Supplied entries below:
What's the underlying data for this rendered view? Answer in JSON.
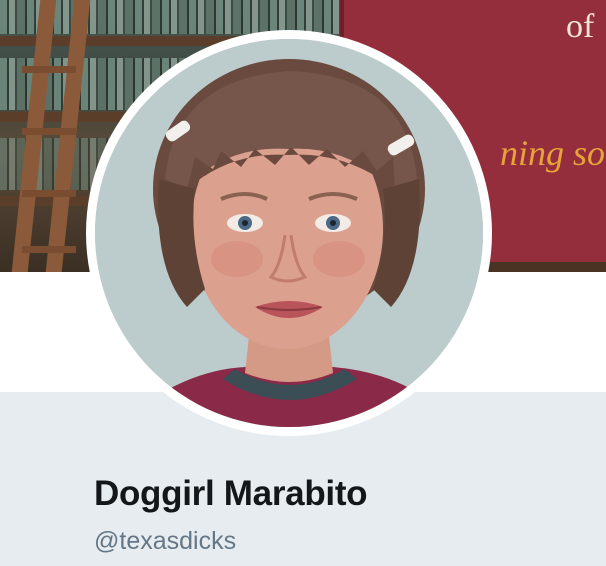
{
  "header": {
    "sign_text_top": "of",
    "sign_text_mid": "ning so"
  },
  "profile": {
    "display_name": "Doggirl Marabito",
    "handle": "@texasdicks"
  },
  "colors": {
    "name_text": "#14171a",
    "handle_text": "#657786",
    "profile_band": "#e6ecf0",
    "sign_background": "#952e3c",
    "sign_accent_text": "#e8a23a"
  }
}
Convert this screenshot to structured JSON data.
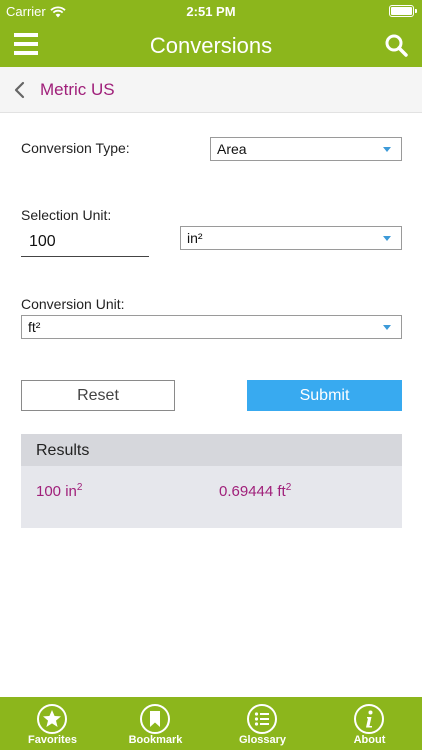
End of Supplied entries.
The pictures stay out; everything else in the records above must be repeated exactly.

Expected output:
What's the underlying data for this rendered view? Answer in JSON.
{
  "header": {
    "sign_text_top": "of",
    "sign_text_mid": "ning so"
  },
  "profile": {
    "display_name": "Doggirl Marabito",
    "handle": "@texasdicks"
  },
  "colors": {
    "name_text": "#14171a",
    "handle_text": "#657786",
    "profile_band": "#e6ecf0",
    "sign_background": "#952e3c",
    "sign_accent_text": "#e8a23a"
  }
}
Convert this screenshot to structured JSON data.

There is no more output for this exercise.